On Wed, Dec 19, 2018 at 11:09:51AM -0800, Rik wrote:
> Recently, sliding windows of statistics functions (movXXX) were added to
> Octave. All of these functions depend on a base function movfun. As part
> of implementing movfun I used the profiler to examine the performance and I
> found a hot spot responsible for 70% of the run time. Unfortunately, I
> couldn't see any way to improve things without jumping out of the Octave
> language in to C++. I'm hoping someone else might look at this and have an
> The code is below
> --- Code Start ---
> ## Apply "shrink" boundary conditions
> ## Function is not applied to any window elements outside the original data.
> function y = shrink_bc (fcn, x, idxp, win, wlen, odim)
> N = length (x);
> idx = idxp + win;
> tf = (idx > 0) & (idx <= N); # idx inside boundaries
> n = length (idxp);
> y = zeros (n, odim);
> ## FIXME: This nested for loop accounts for 70% of running time.
> ## Given that "shrink" is the default Endpoint value this
> ## code needs to be reworked.
> for i = 1:n
> k = idx(tf(:,i),i);
> y(i,:) = fcn (x(k));
> --- Code End ---
> In my case, the following conditions are a suitable example
> fcn = @mean;
> x = randi (1e4, [1000, 1]);
> idxp = 1:25;
> win = (-25:25).';
> wlen = [51, 51];
> odim = 1;
> Indexing in Octave is insanely fast, but this is a weird case because it is
> not simply linear indexing [x(5)], nor is it logical indexing [x(x < 1)].
> It is a hybrid where the indices are linear (as would be returned from
> find()) but only some of them are valid so they need to be masked with a
> logical value.
> When I run this code repeatedly in a benchmark it requires ~3.0
> milliseconds, but in the overall code it is called 2000 times so the
> function is taking ~6 seconds which feels long.
> In this example, the value of k for i = 1 is 1:26, for i = 2, 1:27, etc., etc.
> I tried recoding using cellfun
> idx = cellfun (@(n) (1:n), num2cell ((wlen(1) - idxp(end)):(wlen(end)-1)),
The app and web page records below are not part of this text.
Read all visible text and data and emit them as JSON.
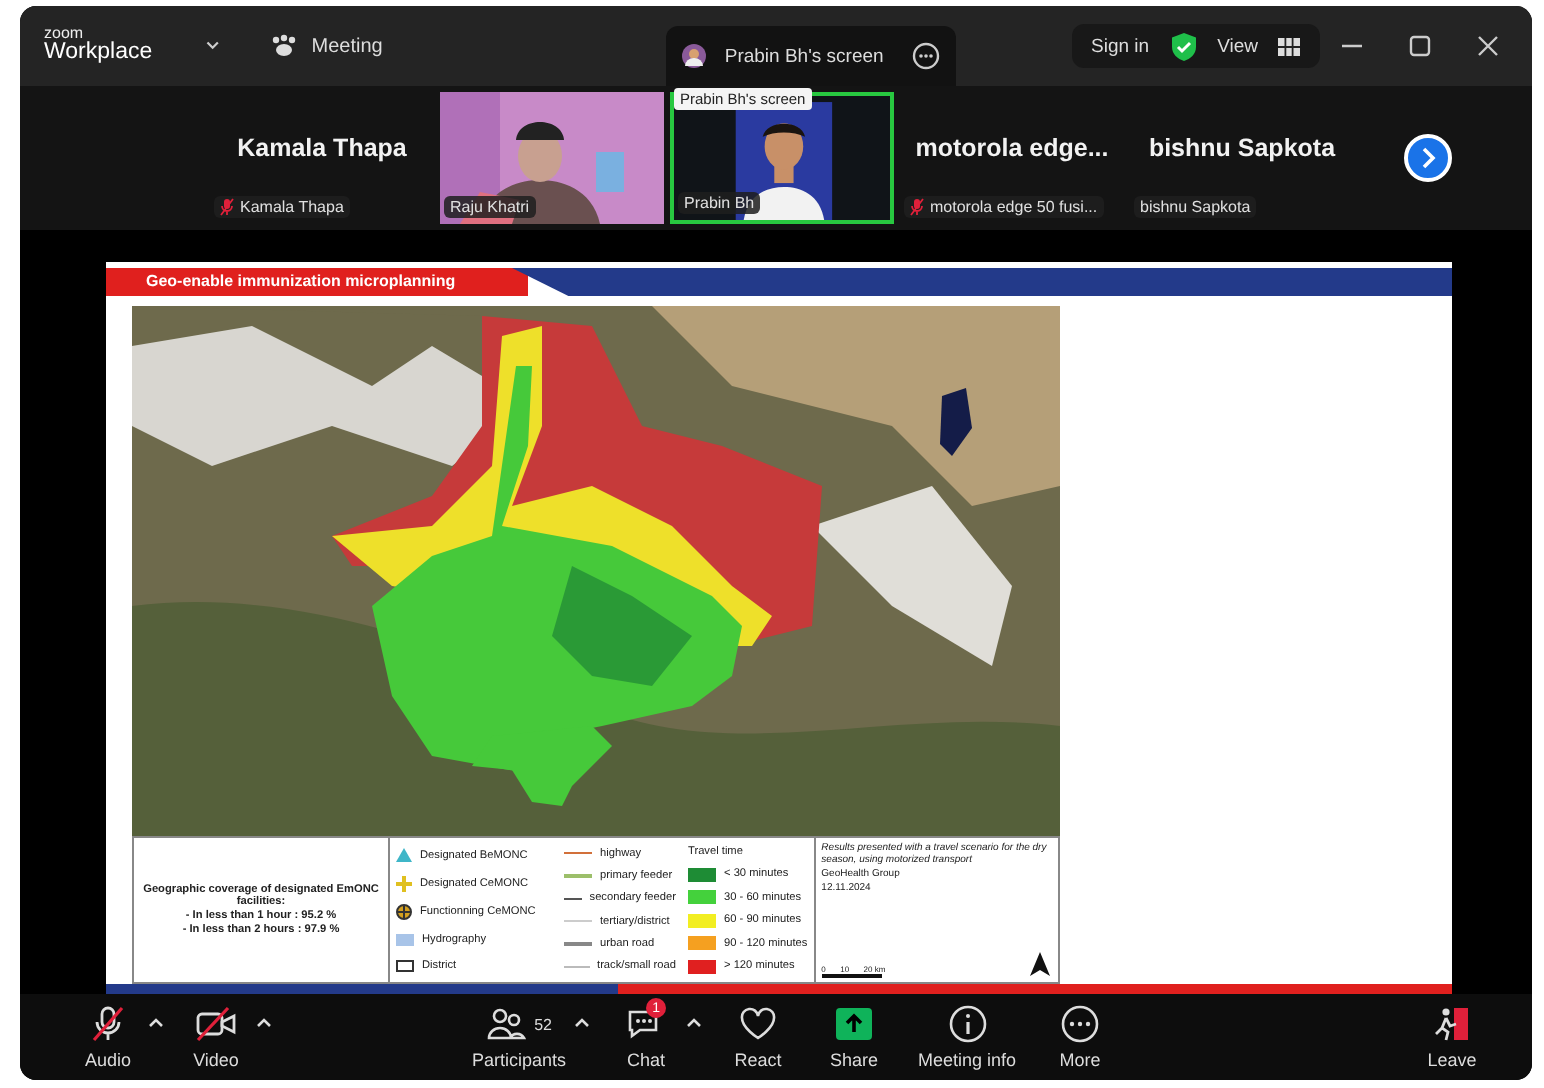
{
  "title_bar": {
    "logo_top": "zoom",
    "logo_bottom": "Workplace",
    "menu": "Meeting",
    "share_tab": "Prabin Bh's screen",
    "sign_in": "Sign in",
    "view": "View"
  },
  "participants": [
    {
      "kind": "name",
      "display": "Kamala Thapa",
      "label": "Kamala Thapa",
      "muted": true,
      "selected": false
    },
    {
      "kind": "video",
      "label": "Raju Khatri",
      "muted": false,
      "selected": false
    },
    {
      "kind": "video",
      "label": "Prabin Bh",
      "muted": false,
      "selected": true
    },
    {
      "kind": "name",
      "display": "motorola edge...",
      "label": "motorola edge 50 fusi...",
      "muted": true,
      "selected": false
    },
    {
      "kind": "name",
      "display": "bishnu Sapkota",
      "label": "bishnu Sapkota",
      "muted": false,
      "selected": false
    }
  ],
  "tooltip": "Prabin Bh's screen",
  "slide": {
    "title": "Geo-enable immunization microplanning",
    "coverage": {
      "heading": "Geographic coverage of designated EmONC facilities:",
      "lines": [
        "- In less than 1 hour : 95.2 %",
        "- In less than 2 hours : 97.9 %"
      ]
    },
    "symbols": [
      {
        "kind": "triangle",
        "label": "Designated BeMONC",
        "color": "#3fb6c8"
      },
      {
        "kind": "cross",
        "label": "Designated CeMONC",
        "color": "#e0c020"
      },
      {
        "kind": "circle-cross",
        "label": "Functionning CeMONC",
        "color": "#333333"
      },
      {
        "kind": "fill",
        "label": "Hydrography",
        "color": "#a8c4e8"
      },
      {
        "kind": "outline",
        "label": "District",
        "color": "#333333"
      }
    ],
    "roads": [
      {
        "label": "highway",
        "color": "#d2703a"
      },
      {
        "label": "primary feeder",
        "color": "#9cbf6a"
      },
      {
        "label": "secondary feeder",
        "color": "#555555"
      },
      {
        "label": "tertiary/district",
        "color": "#cccccc"
      },
      {
        "label": "urban road",
        "color": "#888888"
      },
      {
        "label": "track/small road",
        "color": "#bbbbbb"
      }
    ],
    "travel_title": "Travel time",
    "travel": [
      {
        "label": "< 30 minutes",
        "color": "#1e8c35"
      },
      {
        "label": "30 - 60 minutes",
        "color": "#44d13c"
      },
      {
        "label": "60 - 90 minutes",
        "color": "#f2ee22"
      },
      {
        "label": "90 - 120 minutes",
        "color": "#f5a020"
      },
      {
        "label": "> 120 minutes",
        "color": "#e02020"
      }
    ],
    "note": "Results presented with a travel scenario for the dry season, using motorized transport",
    "credit": "GeoHealth Group",
    "date": "12.11.2024",
    "scale": [
      "0",
      "10",
      "20 km"
    ]
  },
  "toolbar": [
    {
      "kind": "audio",
      "label": "Audio",
      "off": true,
      "has_menu": true
    },
    {
      "kind": "video",
      "label": "Video",
      "off": true,
      "has_menu": true
    },
    {
      "kind": "participants",
      "label": "Participants",
      "count": "52",
      "has_menu": true
    },
    {
      "kind": "chat",
      "label": "Chat",
      "badge": "1",
      "has_menu": true
    },
    {
      "kind": "react",
      "label": "React",
      "has_menu": false
    },
    {
      "kind": "share",
      "label": "Share",
      "has_menu": false
    },
    {
      "kind": "info",
      "label": "Meeting info",
      "has_menu": false
    },
    {
      "kind": "more",
      "label": "More",
      "has_menu": false
    },
    {
      "kind": "leave",
      "label": "Leave",
      "has_menu": false
    }
  ]
}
> 'uniformoutput', false);
> y = cellfun (@(i) fcn (x(i)), idx);
> but this takes ~4.5 milliseconds to run.
> Anybody have any good tricks to try?
> If not, it makes me wonder whether a C++ function that did this mixed
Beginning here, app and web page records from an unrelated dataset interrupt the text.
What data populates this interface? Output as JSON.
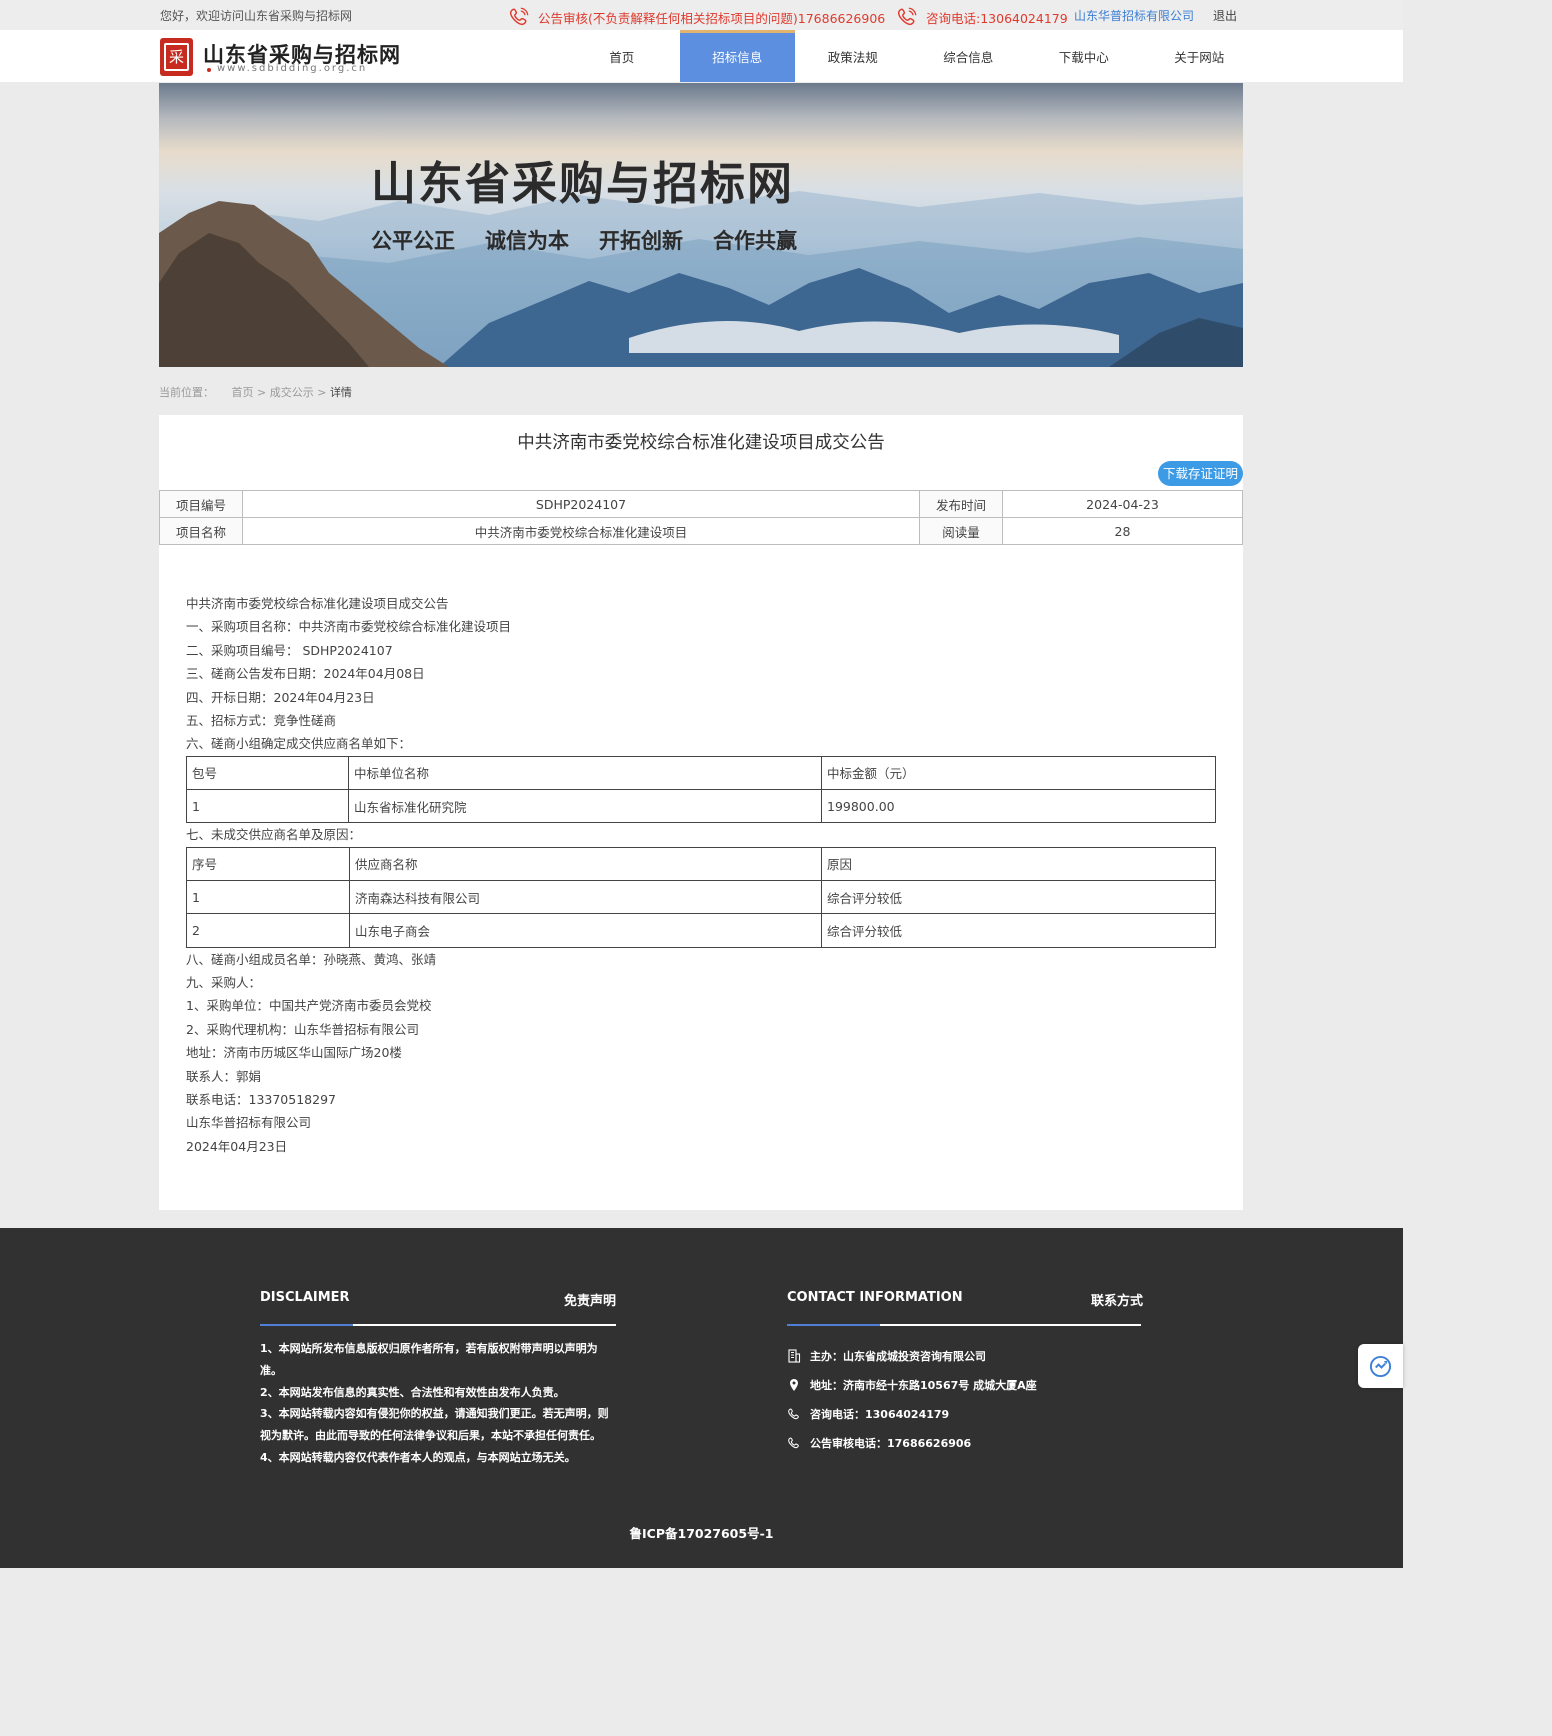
{
  "topbar": {
    "welcome": "您好，欢迎访问山东省采购与招标网",
    "notice": "公告审核(不负责解释任何相关招标项目的问题)17686626906",
    "consult_phone": "咨询电话:13064024179",
    "company": "山东华普招标有限公司",
    "logout": "退出",
    "icons": [
      "phone-icon",
      "phone-icon"
    ]
  },
  "logo": {
    "mark": "采",
    "title": "山东省采购与招标网",
    "url": "www.sdbidding.org.cn"
  },
  "nav": {
    "items": [
      "首页",
      "招标信息",
      "政策法规",
      "综合信息",
      "下载中心",
      "关于网站"
    ],
    "active": "招标信息",
    "active_color": "#5c8fe0"
  },
  "banner": {
    "title": "山东省采购与招标网",
    "slogans": [
      "公平公正",
      "诚信为本",
      "开拓创新",
      "合作共赢"
    ]
  },
  "breadcrumb": {
    "label": "当前位置：",
    "items": [
      "首页",
      "成交公示",
      "详情"
    ],
    "separator": ">"
  },
  "document": {
    "title": "中共济南市委党校综合标准化建设项目成交公告",
    "download_button": "下载存证证明",
    "meta": {
      "project_no_label": "项目编号",
      "project_no": "SDHP2024107",
      "publish_time_label": "发布时间",
      "publish_time": "2024-04-23",
      "project_name_label": "项目名称",
      "project_name": "中共济南市委党校综合标准化建设项目",
      "views_label": "阅读量",
      "views": "28"
    },
    "lines_before": [
      "中共济南市委党校综合标准化建设项目成交公告",
      "一、采购项目名称：中共济南市委党校综合标准化建设项目",
      "二、采购项目编号： SDHP2024107",
      "三、磋商公告发布日期：2024年04月08日",
      "四、开标日期：2024年04月23日",
      "五、招标方式：竞争性磋商",
      "六、磋商小组确定成交供应商名单如下："
    ],
    "winner_table": {
      "headers": [
        "包号",
        "中标单位名称",
        "中标金额（元）"
      ],
      "rows": [
        [
          "1",
          "山东省标准化研究院",
          "199800.00"
        ]
      ]
    },
    "line_mid": "七、未成交供应商名单及原因：",
    "loser_table": {
      "headers": [
        "序号",
        "供应商名称",
        "原因"
      ],
      "rows": [
        [
          "1",
          "济南森达科技有限公司",
          "综合评分较低"
        ],
        [
          "2",
          "山东电子商会",
          "综合评分较低"
        ]
      ]
    },
    "lines_after": [
      "八、磋商小组成员名单：孙晓燕、黄鸿、张靖",
      "九、采购人：",
      "1、采购单位：中国共产党济南市委员会党校",
      "2、采购代理机构：山东华普招标有限公司",
      "地址：济南市历城区华山国际广场20楼",
      "联系人：郭娟",
      "联系电话：13370518297",
      "山东华普招标有限公司",
      "2024年04月23日"
    ]
  },
  "footer": {
    "disclaimer_en": "DISCLAIMER",
    "disclaimer_cn": "免责声明",
    "disclaimer_items": [
      "1、本网站所发布信息版权归原作者所有，若有版权附带声明以声明为准。",
      "2、本网站发布信息的真实性、合法性和有效性由发布人负责。",
      "3、本网站转载内容如有侵犯你的权益，请通知我们更正。若无声明，则视为默许。由此而导致的任何法律争议和后果，本站不承担任何责任。",
      "4、本网站转载内容仅代表作者本人的观点，与本网站立场无关。"
    ],
    "contact_en": "CONTACT INFORMATION",
    "contact_cn": "联系方式",
    "contact_items": [
      {
        "icon": "building-icon",
        "text": "主办：山东省成城投资咨询有限公司"
      },
      {
        "icon": "location-pin-icon",
        "text": "地址：济南市经十东路10567号 成城大厦A座"
      },
      {
        "icon": "phone-icon",
        "text": "咨询电话：13064024179"
      },
      {
        "icon": "phone-icon",
        "text": "公告审核电话：17686626906"
      }
    ],
    "icp": "鲁ICP备17027605号-1",
    "accent_color": "#4f7fd6"
  },
  "float_widget": {
    "icon": "refresh-icon"
  }
}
> indexing could be useful. Another feature which is not implemented for
> movfun is "includenan"/"omitnan". The core need is similar to that above
> in that I have a function handle, some linear indices, and some logical
> indices (based on isnan()).
Two ideas: first, if this movfun is not intended to be called with
arbitrary user-supplied functions, but only with mean, median, std, sum,
var, max, min to provide the mov*-functions introduced in Matlab R2016a
(the first two comments in
https://blogs.mathworks.com/loren/2016/04/15/moving-along/ seem to imply
that Matlab does not provide movfun), then I would change the
architecture of movfun to do a common preprocessing, but then a
switch-statement, which in the case of shrink boundary conditions
expands the data by
where fill is -inf for max, +inf for min, and zero for all else (apart
from median), and then use the fact that you can feed dat to all the
functions above and specify that you want to do your operation along the
first dimension (which is the default anyways). For mean you have to do
a renormalization of the first and last wlen entries to undo the fact
that you averaged zero to it, and for std and var you have to do this in
two rounds, first computing the mean of the values as indicated above,
and then summing the deviations. mad and prod, which are not provided by
Matlab, obviously also can be done in this way. For median, it seems
that you will need a for loop for the first and last wlen entries
(because there is no appropriate fill apart from NaN), but probably N
will typically be much larger than wlen in any case. I am quite sure
that for not too large wlen (say 10) this will be orders of magnitude
faster than the present implementation. Note that Matlab has for all
these functions the argument nanflag (i.e., sum([1 NaN],'omitnan')
should give 1), which seems to constitute as of now an unreported(?)
Matlab incompatibility bug. If octave provides this argument also, the
logic would become much easier, because you could always use nan as filler.
Further, for nan handling in mov* you also have to replace every nan by
fill, and normalize it out in the case of mean.
If you really want to be fast, there are of course more efficient
methods: computing a cumsum, shifting by wlen*2+1 and subtracting from
itself will give you movsum, from which you can derive mean, var and
std. This has complexity O(N) for K<N, compared to O(N*K) for the case
above. But there can be issues of overflow for integer types and lost
precision for doubles. min, max and and median can only be done in
O(N*log(K)), e.g. by a heap-based approach, but this is of course only
possible in compiled code.